Less than a month after a second landmark summit between the United States and North Korea and a little over a week before satellite images of activity at a North Korean production facility showed evidence of preparation for a possible missile launch, a North Korean official has indicated that the country might break off negotiations entirely with the U.S.

Vice Foreign Minister Choe Son Hui on Friday told reporters in Pyongyang that the country has been disappointed with the turn of events the conference provided, a fact which could ultimately yield to North Korea's decision to eschew the country's discretionary moratorium on their nuclear missiles and weapons program.

"We have no intention to yield to the U.S. demands [put forward at the Hanoi summit] in any form, nor are we willing to engage in negotiations of this kind," said Choe.

Choe added that North Korea was disappointed in failing to reach a substantial agreement between the two countries at last month's Hanoi summit.

Choe placed the blame on the inflexibility of the American delegation at the time, stating that the U.S. was "too busy with pursuing their own political interests and had no sincere intention to achieve a result."

The North Korean vice minister also placed the onus on Secretary of State Mike Pompeo and National Security Advisor John Bolton for an "atmosphere of hostility and mistrust."

Bolton, who had previously discussed the reports from North Korea with a South Korean contingency, called Choe's assessment of the situation "inaccurate" but was unable to give a more detailed response without conferring with other members of the government.

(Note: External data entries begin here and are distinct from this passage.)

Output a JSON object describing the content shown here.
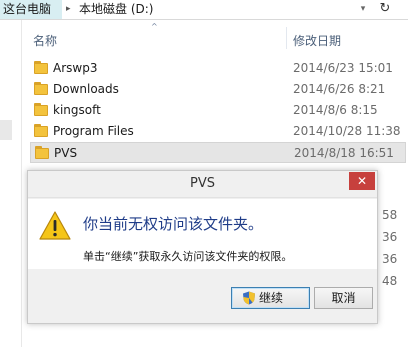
{
  "address_bar": {
    "root": "这台电脑",
    "separator": "▸",
    "drive": "本地磁盘 (D:)",
    "dropdown_icon": "chevron-down-icon",
    "refresh_icon": "refresh-icon",
    "root_highlight": "#d8eef2"
  },
  "columns": {
    "name": "名称",
    "modified": "修改日期"
  },
  "rows": [
    {
      "name": "Arswp3",
      "date": "2014/6/23 15:01",
      "selected": false
    },
    {
      "name": "Downloads",
      "date": "2014/6/26 8:21",
      "selected": false
    },
    {
      "name": "kingsoft",
      "date": "2014/8/6 8:15",
      "selected": false
    },
    {
      "name": "Program Files",
      "date": "2014/10/28 11:38",
      "selected": false
    },
    {
      "name": "PVS",
      "date": "2014/8/18 16:51",
      "selected": true
    }
  ],
  "peek": [
    "58",
    "36",
    "36",
    "48"
  ],
  "dialog": {
    "title": "PVS",
    "close": "✕",
    "heading": "你当前无权访问该文件夹。",
    "message": "单击“继续”获取永久访问该文件夹的权限。",
    "continue_label": "继续",
    "cancel_label": "取消",
    "close_color": "#c7403d",
    "heading_color": "#1f3c88"
  }
}
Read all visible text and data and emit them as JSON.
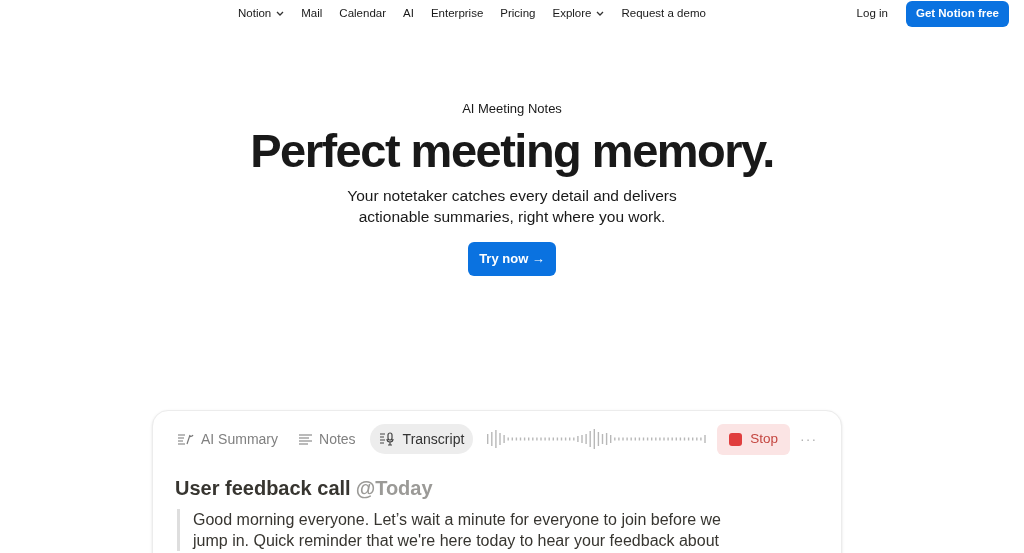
{
  "nav": {
    "links": [
      {
        "label": "Notion",
        "dropdown": true
      },
      {
        "label": "Mail",
        "dropdown": false
      },
      {
        "label": "Calendar",
        "dropdown": false
      },
      {
        "label": "AI",
        "dropdown": false
      },
      {
        "label": "Enterprise",
        "dropdown": false
      },
      {
        "label": "Pricing",
        "dropdown": false
      },
      {
        "label": "Explore",
        "dropdown": true
      },
      {
        "label": "Request a demo",
        "dropdown": false
      }
    ],
    "login": "Log in",
    "cta": "Get Notion free"
  },
  "hero": {
    "eyebrow": "AI Meeting Notes",
    "headline": "Perfect meeting memory.",
    "subhead_lines": [
      "Your notetaker catches every detail and delivers",
      "actionable summaries, right where you work."
    ],
    "button": "Try now →"
  },
  "demo": {
    "tabs": [
      {
        "label": "AI Summary",
        "kind": "summary",
        "selected": false
      },
      {
        "label": "Notes",
        "kind": "notes",
        "selected": false
      },
      {
        "label": "Transcript",
        "kind": "transcript",
        "selected": true
      }
    ],
    "stop": "Stop",
    "more": "···",
    "title": "User feedback call",
    "mention": "@Today",
    "transcript": "Good morning everyone. Let’s wait a minute for everyone to join before we jump in. Quick reminder that we're here today to hear your feedback about"
  }
}
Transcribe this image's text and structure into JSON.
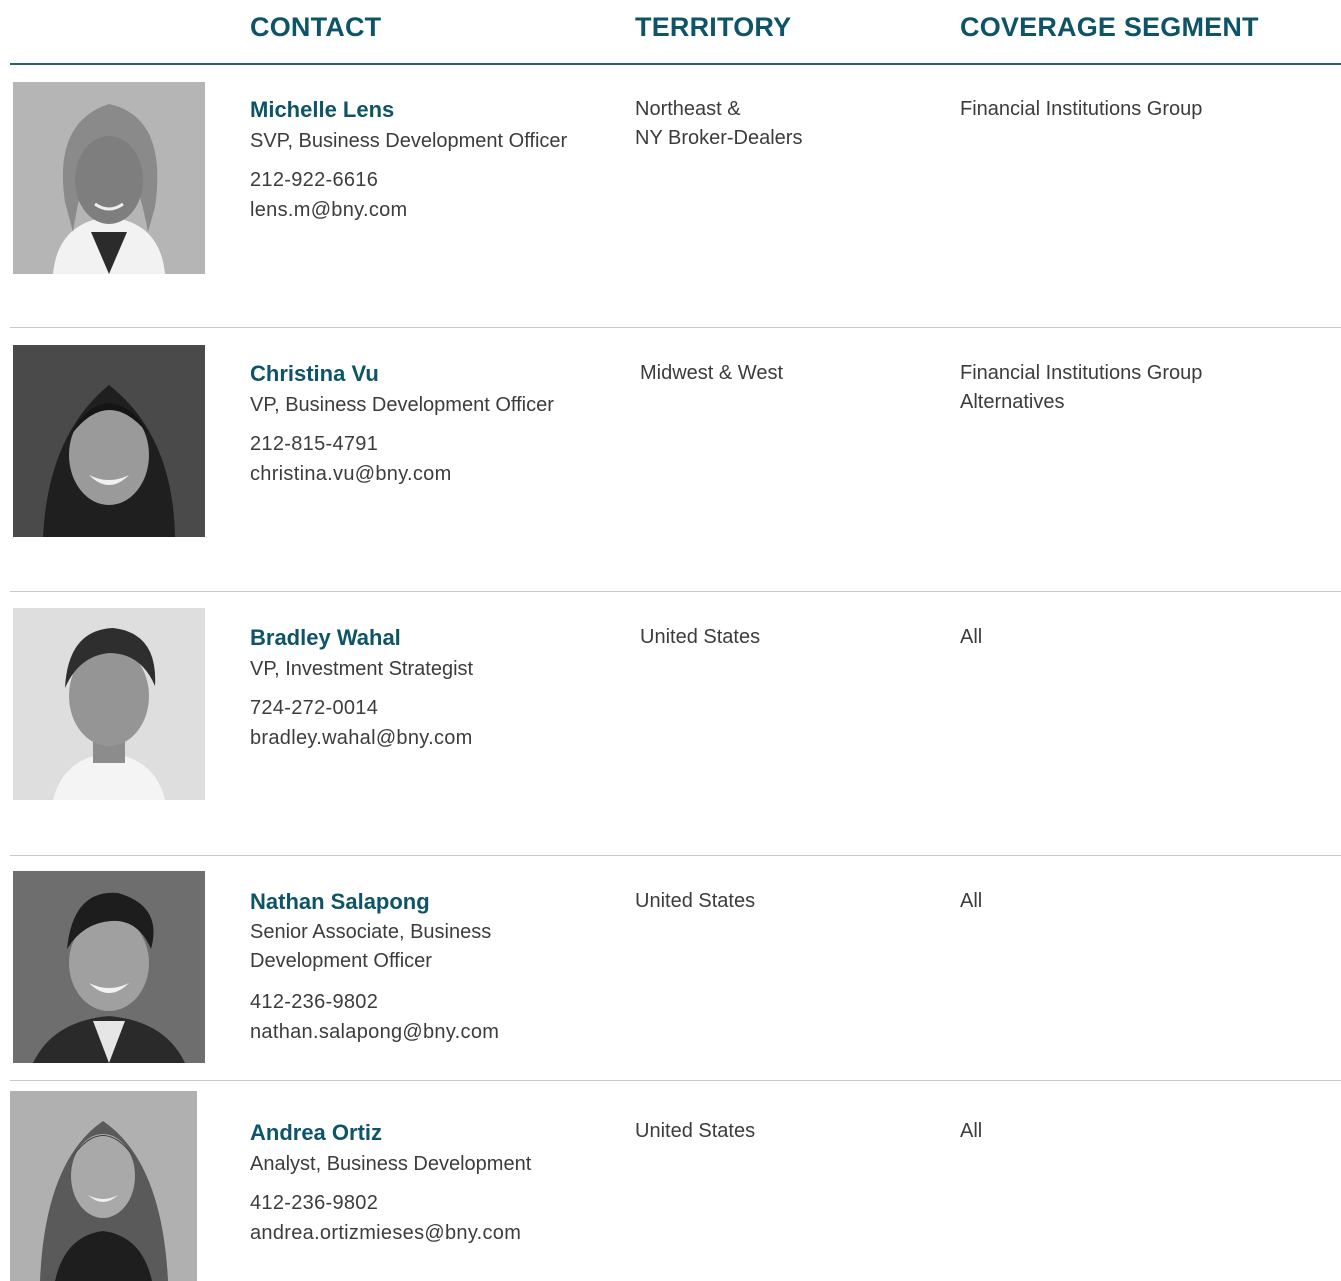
{
  "headers": {
    "contact": "CONTACT",
    "territory": "TERRITORY",
    "coverage_segment": "COVERAGE SEGMENT"
  },
  "contacts": [
    {
      "name": "Michelle Lens",
      "title": "SVP, Business Development Officer",
      "phone": "212-922-6616",
      "email": "lens.m@bny.com",
      "territory": [
        "Northeast &",
        "NY Broker-Dealers"
      ],
      "segment": [
        "Financial Institutions Group"
      ]
    },
    {
      "name": "Christina Vu",
      "title": "VP, Business Development Officer",
      "phone": "212-815-4791",
      "email": "christina.vu@bny.com",
      "territory": [
        "Midwest & West"
      ],
      "segment": [
        "Financial Institutions Group",
        "Alternatives"
      ]
    },
    {
      "name": "Bradley Wahal",
      "title": "VP, Investment Strategist",
      "phone": "724-272-0014",
      "email": "bradley.wahal@bny.com",
      "territory": [
        "United States"
      ],
      "segment": [
        "All"
      ]
    },
    {
      "name": "Nathan Salapong",
      "title": "Senior Associate, Business Development Officer",
      "phone": "412-236-9802",
      "email": "nathan.salapong@bny.com",
      "territory": [
        "United States"
      ],
      "segment": [
        "All"
      ]
    },
    {
      "name": "Andrea Ortiz",
      "title": "Analyst, Business Development",
      "phone": "412-236-9802",
      "email": "andrea.ortizmieses@bny.com",
      "territory": [
        "United States"
      ],
      "segment": [
        "All"
      ]
    }
  ]
}
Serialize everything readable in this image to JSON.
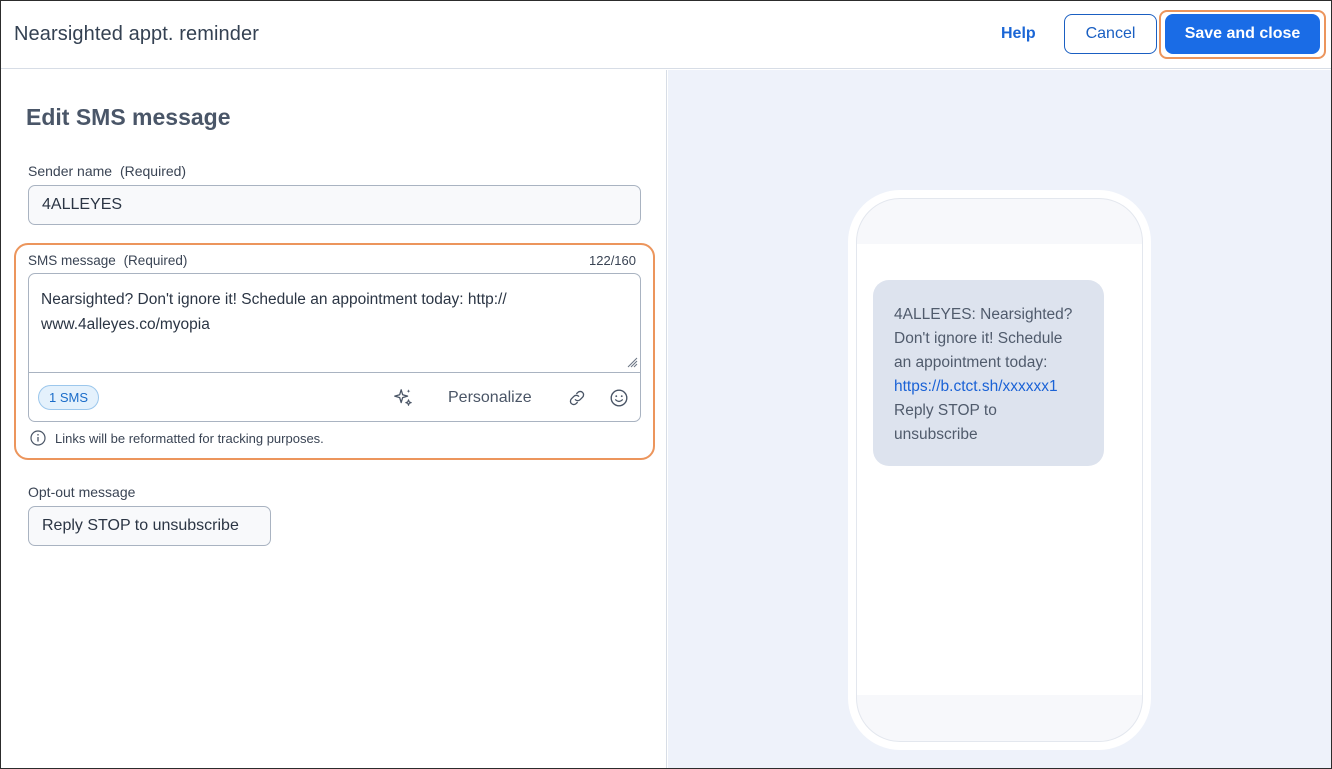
{
  "header": {
    "title": "Nearsighted appt. reminder",
    "help_label": "Help",
    "cancel_label": "Cancel",
    "save_label": "Save and close"
  },
  "editor": {
    "section_title": "Edit SMS message",
    "sender": {
      "label": "Sender name",
      "required": "(Required)",
      "value": "4ALLEYES"
    },
    "sms": {
      "label": "SMS message",
      "required": "(Required)",
      "counter": "122/160",
      "lines": [
        "Nearsighted? Don't ignore it! Schedule an appointment today: http://",
        "www.4alleyes.co/myopia"
      ],
      "badge": "1 SMS",
      "personalize_label": "Personalize",
      "info_text": "Links will be reformatted for tracking purposes."
    },
    "optout": {
      "label": "Opt-out message",
      "value": "Reply STOP to unsubscribe"
    }
  },
  "preview": {
    "bubble_lines": [
      "4ALLEYES: Nearsighted?",
      "Don't ignore it! Schedule",
      "an appointment today:"
    ],
    "bubble_link": "https://b.ctct.sh/xxxxxx1",
    "bubble_tail": [
      "Reply STOP to",
      "unsubscribe"
    ]
  },
  "colors": {
    "accent": "#1a6ce6",
    "highlight": "#ec955c",
    "preview_background": "#eef2fa",
    "bubble": "#dde3ee"
  },
  "icons": [
    "sparkle-icon",
    "link-icon",
    "emoji-icon",
    "info-icon",
    "resize-handle-icon"
  ]
}
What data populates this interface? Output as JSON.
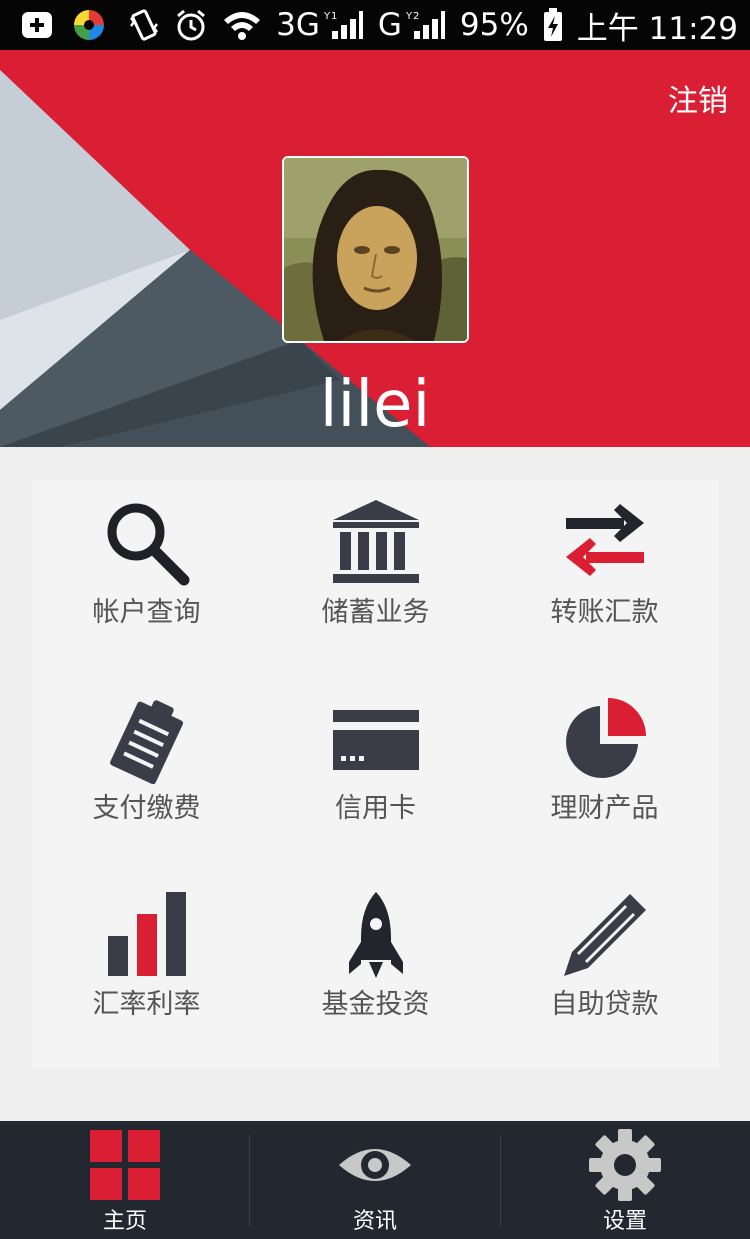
{
  "status_bar": {
    "network_1": "3G",
    "sim_1": "1",
    "network_2": "G",
    "sim_2": "2",
    "battery": "95%",
    "time": "上午 11:29"
  },
  "header": {
    "logout_label": "注销",
    "username": "lilei"
  },
  "menu": {
    "items": [
      {
        "label": "帐户查询",
        "icon": "search-icon"
      },
      {
        "label": "储蓄业务",
        "icon": "bank-icon"
      },
      {
        "label": "转账汇款",
        "icon": "transfer-arrows-icon"
      },
      {
        "label": "支付缴费",
        "icon": "bill-icon"
      },
      {
        "label": "信用卡",
        "icon": "credit-card-icon"
      },
      {
        "label": "理财产品",
        "icon": "pie-chart-icon"
      },
      {
        "label": "汇率利率",
        "icon": "bar-chart-icon"
      },
      {
        "label": "基金投资",
        "icon": "rocket-icon"
      },
      {
        "label": "自助贷款",
        "icon": "pencil-icon"
      }
    ]
  },
  "bottom_nav": {
    "tabs": [
      {
        "label": "主页",
        "icon": "grid-icon",
        "active": true
      },
      {
        "label": "资讯",
        "icon": "eye-icon",
        "active": false
      },
      {
        "label": "设置",
        "icon": "gear-icon",
        "active": false
      }
    ]
  },
  "colors": {
    "accent_red": "#da1e34",
    "icon_dark": "#3a3d47",
    "nav_bg": "#232730"
  }
}
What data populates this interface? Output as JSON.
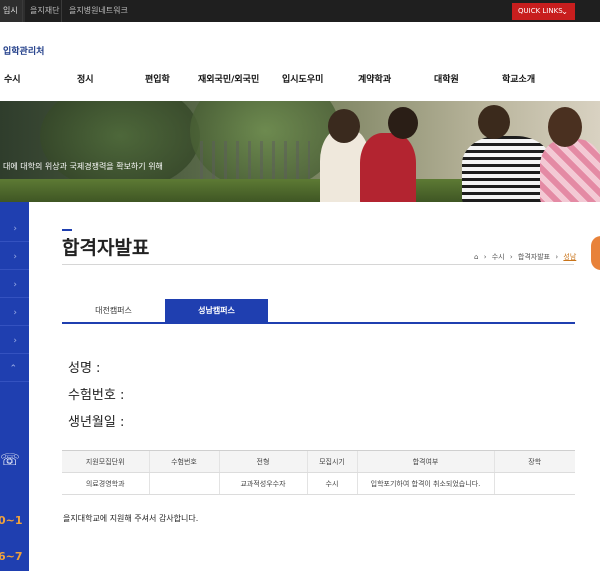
{
  "topbar": {
    "items": [
      "입시",
      "을지재단",
      "을지병원네트워크"
    ],
    "quick_links": "QUICK LINKS",
    "quick_chev": "⌄"
  },
  "header": {
    "brand": "입학관리처",
    "nav": [
      "수시",
      "정시",
      "편입학",
      "재외국민/외국민",
      "입시도우미",
      "계약학과",
      "대학원",
      "학교소개"
    ]
  },
  "banner": {
    "text": "대에 대학의 위상과 국제경쟁력을 확보하기 위해"
  },
  "sidenav": {
    "arrows": [
      "›",
      "›",
      "›",
      "›",
      "›",
      "⌃"
    ],
    "phone_icon": "☏",
    "numbers": [
      "0~1",
      "6~7"
    ]
  },
  "main": {
    "title": "합격자발표",
    "breadcrumb": {
      "home_icon": "⌂",
      "items": [
        "수시",
        "합격자발표",
        "성남"
      ],
      "separator": "›"
    },
    "tabs": [
      "대전캠퍼스",
      "성남캠퍼스"
    ],
    "info": {
      "name_label": "성명 :",
      "exam_label": "수험번호 :",
      "birth_label": "생년월일 :"
    },
    "table": {
      "headers": [
        "지원모집단위",
        "수험번호",
        "전형",
        "모집시기",
        "합격여부",
        "장학"
      ],
      "rows": [
        [
          "의료경영학과",
          "",
          "교과적성우수자",
          "수시",
          "입학포기하여 합격이 취소되었습니다.",
          ""
        ]
      ]
    },
    "thanks": "을지대학교에 지원해 주셔서 감사합니다."
  }
}
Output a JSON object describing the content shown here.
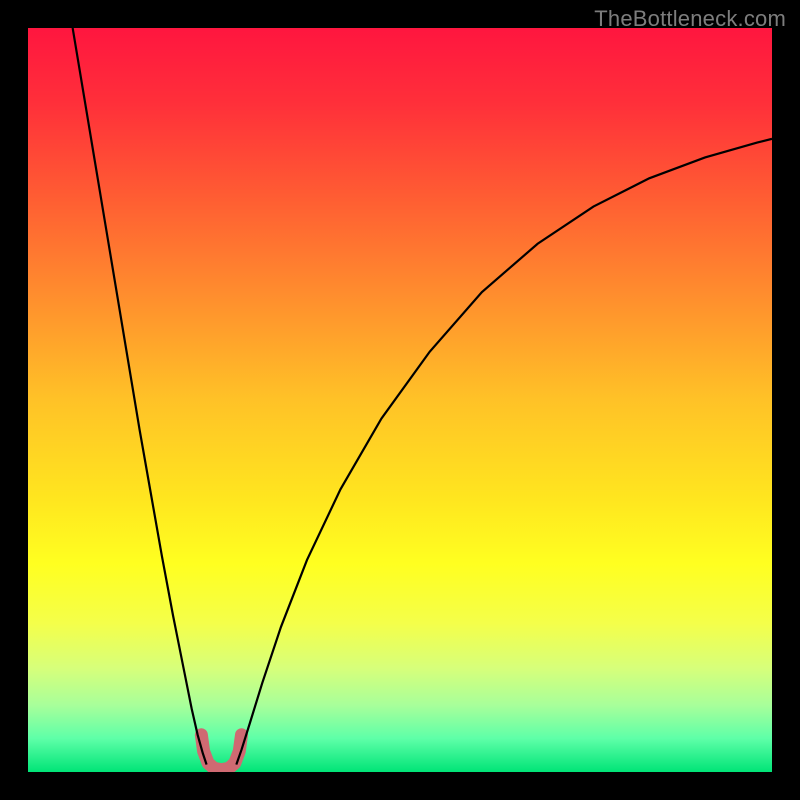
{
  "watermark": "TheBottleneck.com",
  "chart_data": {
    "type": "line",
    "title": "",
    "xlabel": "",
    "ylabel": "",
    "xlim": [
      0,
      100
    ],
    "ylim": [
      0,
      100
    ],
    "grid": false,
    "legend": false,
    "annotations": [],
    "gradient_stops": [
      {
        "offset": 0.0,
        "color": "#ff163f"
      },
      {
        "offset": 0.1,
        "color": "#ff2f3a"
      },
      {
        "offset": 0.22,
        "color": "#ff5a33"
      },
      {
        "offset": 0.35,
        "color": "#ff8a2e"
      },
      {
        "offset": 0.5,
        "color": "#ffc227"
      },
      {
        "offset": 0.63,
        "color": "#ffe51f"
      },
      {
        "offset": 0.72,
        "color": "#ffff20"
      },
      {
        "offset": 0.8,
        "color": "#f4ff4a"
      },
      {
        "offset": 0.86,
        "color": "#d7ff7a"
      },
      {
        "offset": 0.91,
        "color": "#a8ff9a"
      },
      {
        "offset": 0.955,
        "color": "#5effa8"
      },
      {
        "offset": 1.0,
        "color": "#00e477"
      }
    ],
    "series": [
      {
        "name": "left-branch",
        "stroke": "#000000",
        "stroke_width": 2.2,
        "x": [
          6.0,
          7.5,
          9.0,
          10.5,
          12.0,
          13.5,
          15.0,
          16.5,
          18.0,
          19.5,
          21.0,
          22.0,
          22.8,
          23.5,
          24.0
        ],
        "y": [
          100,
          91,
          82,
          73,
          64,
          55,
          46,
          37.5,
          29,
          21,
          13.5,
          8.5,
          5.0,
          2.5,
          1.0
        ]
      },
      {
        "name": "right-branch",
        "stroke": "#000000",
        "stroke_width": 2.2,
        "x": [
          28.0,
          28.7,
          29.8,
          31.5,
          34.0,
          37.5,
          42.0,
          47.5,
          54.0,
          61.0,
          68.5,
          76.0,
          83.5,
          91.0,
          98.0,
          100.0
        ],
        "y": [
          1.0,
          3.0,
          6.5,
          12.0,
          19.5,
          28.5,
          38.0,
          47.5,
          56.5,
          64.5,
          71.0,
          76.0,
          79.8,
          82.6,
          84.6,
          85.1
        ]
      },
      {
        "name": "valley-highlight",
        "stroke": "#cf6a72",
        "stroke_width": 13,
        "linecap": "round",
        "x": [
          23.3,
          23.6,
          24.2,
          25.0,
          26.0,
          27.0,
          27.8,
          28.4,
          28.7
        ],
        "y": [
          5.0,
          2.8,
          1.2,
          0.5,
          0.3,
          0.5,
          1.2,
          2.8,
          5.0
        ]
      }
    ]
  }
}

"Just in the past hour, I spoke with my South Korean counterpart and we've discussed their reaction and our reaction but I would like to speak further within U.S. government before we respond," Bolton said Friday on the White House North Lawn.

Pompeo rebutted Choe's assessment during a Friday briefing.

"In Hanoi, on multiple occasions, [Kim] spoke directly to the president and made a commitment that he would not resume nuclear testing, nor would he resume missile testing," Pompeo said. "That's Chairman Kim [Jong Un's] word. We have every expectation he will live up to that commitment."

The summit talks in February ended on a somewhat abrupt note when North Korea asked for five major U.S. sanctions to be lifted and offered to disassemble a major nuclear weapons research site at the North Korean city of Yongbyon.

The U.S. has stated that they would only agree to relieve sanctions which have crippled North Korea's population due to a possible acute food shortage, should the authoritarian country abandoned its nuclear program.

U.S. Special Envoy on North Korea Stephen Biegun once again made it concretely clear that the U.S. has no interest in changing its stance on North Korea's disarmament, nor allow a gradual process of denuclearization.

"We are not going to do denuclearization incrementally," Biegun said on Monday.

Choe's statements come after recent satellite images of a facility near Pyongyang showed the site was being used for a possible missile or space rocket launch.

War memorial with missiles
South Koreans walk past replicas of a North Korean Scud-B missile (C, back) and South Korean Nike missile (front) at the Korean War Memorial on February 28, 2019 in Seoul, South Korea. Chung Sung-Jun/Getty Images